*Task details*. List each line of the data that holds the word "Scoring".
START The input
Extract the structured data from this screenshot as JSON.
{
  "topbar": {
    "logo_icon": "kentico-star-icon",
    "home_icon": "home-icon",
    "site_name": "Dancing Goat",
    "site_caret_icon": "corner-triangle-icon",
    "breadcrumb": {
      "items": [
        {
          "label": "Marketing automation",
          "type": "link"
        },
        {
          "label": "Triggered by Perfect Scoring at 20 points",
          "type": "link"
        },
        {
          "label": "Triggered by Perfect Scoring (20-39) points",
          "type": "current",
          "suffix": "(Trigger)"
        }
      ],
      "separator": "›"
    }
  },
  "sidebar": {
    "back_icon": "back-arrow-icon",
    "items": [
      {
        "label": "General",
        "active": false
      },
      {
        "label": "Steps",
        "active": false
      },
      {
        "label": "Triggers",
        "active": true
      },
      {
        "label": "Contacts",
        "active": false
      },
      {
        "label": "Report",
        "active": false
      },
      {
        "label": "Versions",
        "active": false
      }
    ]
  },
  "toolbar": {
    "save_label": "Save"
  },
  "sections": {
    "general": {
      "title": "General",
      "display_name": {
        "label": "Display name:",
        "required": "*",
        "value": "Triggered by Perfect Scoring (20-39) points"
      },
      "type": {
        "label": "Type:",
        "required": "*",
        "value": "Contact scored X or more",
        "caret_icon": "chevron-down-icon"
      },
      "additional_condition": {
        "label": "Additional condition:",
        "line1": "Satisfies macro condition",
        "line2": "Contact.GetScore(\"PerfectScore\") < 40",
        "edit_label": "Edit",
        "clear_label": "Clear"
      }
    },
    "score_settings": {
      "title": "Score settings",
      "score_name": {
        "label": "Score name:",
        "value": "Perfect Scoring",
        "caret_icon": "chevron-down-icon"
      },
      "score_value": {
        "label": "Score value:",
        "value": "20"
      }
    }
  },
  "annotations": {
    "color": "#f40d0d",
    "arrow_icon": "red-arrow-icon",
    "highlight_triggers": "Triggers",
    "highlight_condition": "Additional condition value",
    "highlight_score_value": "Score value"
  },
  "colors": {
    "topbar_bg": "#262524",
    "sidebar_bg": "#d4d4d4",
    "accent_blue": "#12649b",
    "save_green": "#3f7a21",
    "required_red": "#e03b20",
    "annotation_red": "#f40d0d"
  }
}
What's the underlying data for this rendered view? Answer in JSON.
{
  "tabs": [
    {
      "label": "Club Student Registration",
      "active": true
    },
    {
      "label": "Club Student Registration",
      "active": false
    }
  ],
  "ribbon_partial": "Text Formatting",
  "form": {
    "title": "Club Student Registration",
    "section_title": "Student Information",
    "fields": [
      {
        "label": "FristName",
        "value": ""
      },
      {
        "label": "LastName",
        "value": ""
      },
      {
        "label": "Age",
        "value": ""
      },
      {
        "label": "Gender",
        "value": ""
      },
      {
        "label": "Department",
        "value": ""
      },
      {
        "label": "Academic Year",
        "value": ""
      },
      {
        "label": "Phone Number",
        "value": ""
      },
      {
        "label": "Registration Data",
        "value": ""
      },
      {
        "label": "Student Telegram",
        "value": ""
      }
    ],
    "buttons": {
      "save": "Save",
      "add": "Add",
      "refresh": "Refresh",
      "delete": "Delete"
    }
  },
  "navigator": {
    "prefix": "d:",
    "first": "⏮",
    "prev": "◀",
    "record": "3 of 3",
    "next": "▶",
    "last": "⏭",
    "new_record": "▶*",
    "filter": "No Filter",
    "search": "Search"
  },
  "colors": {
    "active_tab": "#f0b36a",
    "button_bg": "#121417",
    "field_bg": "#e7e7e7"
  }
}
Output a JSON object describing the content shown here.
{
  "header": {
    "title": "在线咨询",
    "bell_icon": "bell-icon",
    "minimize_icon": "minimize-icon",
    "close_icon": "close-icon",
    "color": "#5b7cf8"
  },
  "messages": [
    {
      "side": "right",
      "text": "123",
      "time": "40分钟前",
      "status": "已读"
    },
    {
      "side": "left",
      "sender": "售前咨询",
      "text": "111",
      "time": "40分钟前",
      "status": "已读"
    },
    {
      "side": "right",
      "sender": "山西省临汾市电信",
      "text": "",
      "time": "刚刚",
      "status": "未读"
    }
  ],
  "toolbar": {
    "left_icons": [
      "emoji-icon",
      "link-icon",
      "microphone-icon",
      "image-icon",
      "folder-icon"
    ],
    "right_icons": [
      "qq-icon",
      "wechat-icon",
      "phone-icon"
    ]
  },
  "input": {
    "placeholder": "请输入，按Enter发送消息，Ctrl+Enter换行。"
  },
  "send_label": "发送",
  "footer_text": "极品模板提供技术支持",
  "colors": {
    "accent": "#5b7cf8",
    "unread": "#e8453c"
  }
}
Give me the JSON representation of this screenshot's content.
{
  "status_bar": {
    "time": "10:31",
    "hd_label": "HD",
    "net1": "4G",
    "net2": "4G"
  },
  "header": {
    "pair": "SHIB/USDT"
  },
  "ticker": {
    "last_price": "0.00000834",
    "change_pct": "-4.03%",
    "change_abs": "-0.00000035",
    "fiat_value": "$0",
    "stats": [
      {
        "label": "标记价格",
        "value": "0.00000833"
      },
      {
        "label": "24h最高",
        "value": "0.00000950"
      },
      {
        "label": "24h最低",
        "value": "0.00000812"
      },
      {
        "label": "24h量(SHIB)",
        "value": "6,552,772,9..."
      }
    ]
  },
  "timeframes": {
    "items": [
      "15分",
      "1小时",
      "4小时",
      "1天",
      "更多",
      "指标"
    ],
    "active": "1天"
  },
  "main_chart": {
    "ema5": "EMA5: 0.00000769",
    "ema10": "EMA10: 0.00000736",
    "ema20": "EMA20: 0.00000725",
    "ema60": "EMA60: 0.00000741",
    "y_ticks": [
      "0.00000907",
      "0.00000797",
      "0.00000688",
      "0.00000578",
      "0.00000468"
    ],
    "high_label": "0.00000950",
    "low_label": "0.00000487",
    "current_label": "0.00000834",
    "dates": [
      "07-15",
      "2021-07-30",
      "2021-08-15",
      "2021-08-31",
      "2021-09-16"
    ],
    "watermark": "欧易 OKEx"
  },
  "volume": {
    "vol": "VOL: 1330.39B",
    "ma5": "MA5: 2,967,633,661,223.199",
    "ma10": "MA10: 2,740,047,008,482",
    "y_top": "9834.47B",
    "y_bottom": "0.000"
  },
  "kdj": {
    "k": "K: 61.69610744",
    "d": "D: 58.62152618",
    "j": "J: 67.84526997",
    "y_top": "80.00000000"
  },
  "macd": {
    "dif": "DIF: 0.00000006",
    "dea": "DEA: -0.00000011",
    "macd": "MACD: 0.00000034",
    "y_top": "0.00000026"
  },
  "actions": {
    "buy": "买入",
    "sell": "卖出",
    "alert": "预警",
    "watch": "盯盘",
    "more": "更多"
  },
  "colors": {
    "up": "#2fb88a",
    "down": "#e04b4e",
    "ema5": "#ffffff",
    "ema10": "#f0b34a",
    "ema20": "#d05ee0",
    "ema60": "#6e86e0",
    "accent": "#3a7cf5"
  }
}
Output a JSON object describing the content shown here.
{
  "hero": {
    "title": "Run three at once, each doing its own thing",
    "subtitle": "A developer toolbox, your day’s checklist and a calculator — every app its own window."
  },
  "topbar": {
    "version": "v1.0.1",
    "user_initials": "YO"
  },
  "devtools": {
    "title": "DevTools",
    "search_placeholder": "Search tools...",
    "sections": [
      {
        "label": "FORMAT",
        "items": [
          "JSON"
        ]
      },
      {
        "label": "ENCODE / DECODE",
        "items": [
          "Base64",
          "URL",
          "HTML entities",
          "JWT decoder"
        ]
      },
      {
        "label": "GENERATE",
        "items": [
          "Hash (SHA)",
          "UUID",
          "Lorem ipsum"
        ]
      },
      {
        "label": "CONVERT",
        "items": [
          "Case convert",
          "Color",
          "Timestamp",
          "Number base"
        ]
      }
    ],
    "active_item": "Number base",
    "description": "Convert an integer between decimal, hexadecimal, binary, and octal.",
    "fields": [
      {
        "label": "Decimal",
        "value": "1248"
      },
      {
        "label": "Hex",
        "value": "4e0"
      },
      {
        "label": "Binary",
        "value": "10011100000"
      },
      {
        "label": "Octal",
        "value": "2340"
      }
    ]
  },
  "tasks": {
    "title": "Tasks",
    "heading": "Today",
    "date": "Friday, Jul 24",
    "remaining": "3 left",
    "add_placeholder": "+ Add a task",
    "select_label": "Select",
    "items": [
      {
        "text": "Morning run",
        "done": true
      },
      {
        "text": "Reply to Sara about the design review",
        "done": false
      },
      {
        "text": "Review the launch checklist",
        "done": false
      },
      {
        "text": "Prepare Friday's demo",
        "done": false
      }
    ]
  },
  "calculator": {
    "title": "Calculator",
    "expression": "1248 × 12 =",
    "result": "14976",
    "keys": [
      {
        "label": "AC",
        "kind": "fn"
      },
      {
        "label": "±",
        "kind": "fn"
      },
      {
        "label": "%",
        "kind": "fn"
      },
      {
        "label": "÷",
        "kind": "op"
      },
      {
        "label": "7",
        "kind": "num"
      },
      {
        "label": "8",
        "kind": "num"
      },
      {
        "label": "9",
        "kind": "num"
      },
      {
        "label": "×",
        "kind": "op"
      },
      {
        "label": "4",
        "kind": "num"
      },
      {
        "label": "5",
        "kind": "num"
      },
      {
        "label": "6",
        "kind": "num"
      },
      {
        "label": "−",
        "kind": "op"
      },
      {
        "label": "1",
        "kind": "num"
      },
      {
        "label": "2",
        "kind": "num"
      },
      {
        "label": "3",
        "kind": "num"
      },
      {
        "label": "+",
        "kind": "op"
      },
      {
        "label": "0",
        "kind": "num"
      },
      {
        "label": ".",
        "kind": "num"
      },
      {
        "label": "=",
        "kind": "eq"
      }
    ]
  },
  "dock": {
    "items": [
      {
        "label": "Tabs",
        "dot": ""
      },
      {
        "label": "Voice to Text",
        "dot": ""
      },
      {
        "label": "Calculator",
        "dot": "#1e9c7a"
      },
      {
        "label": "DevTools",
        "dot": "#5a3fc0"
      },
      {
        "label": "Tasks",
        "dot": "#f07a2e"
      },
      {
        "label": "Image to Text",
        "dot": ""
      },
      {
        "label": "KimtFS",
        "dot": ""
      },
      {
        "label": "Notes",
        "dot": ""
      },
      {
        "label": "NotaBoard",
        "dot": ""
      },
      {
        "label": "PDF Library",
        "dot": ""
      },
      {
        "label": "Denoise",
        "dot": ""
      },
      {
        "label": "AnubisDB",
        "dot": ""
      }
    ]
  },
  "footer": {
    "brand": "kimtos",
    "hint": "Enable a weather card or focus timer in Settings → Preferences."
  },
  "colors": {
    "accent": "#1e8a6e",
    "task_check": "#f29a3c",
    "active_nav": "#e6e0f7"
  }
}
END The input
*Response*.
          "label": "Triggered by Perfect Scoring at 20 points",
          "label": "Triggered by Perfect Scoring (20-39) points",
        "value": "Triggered by Perfect Scoring (20-39) points"
        "value": "Perfect Scoring",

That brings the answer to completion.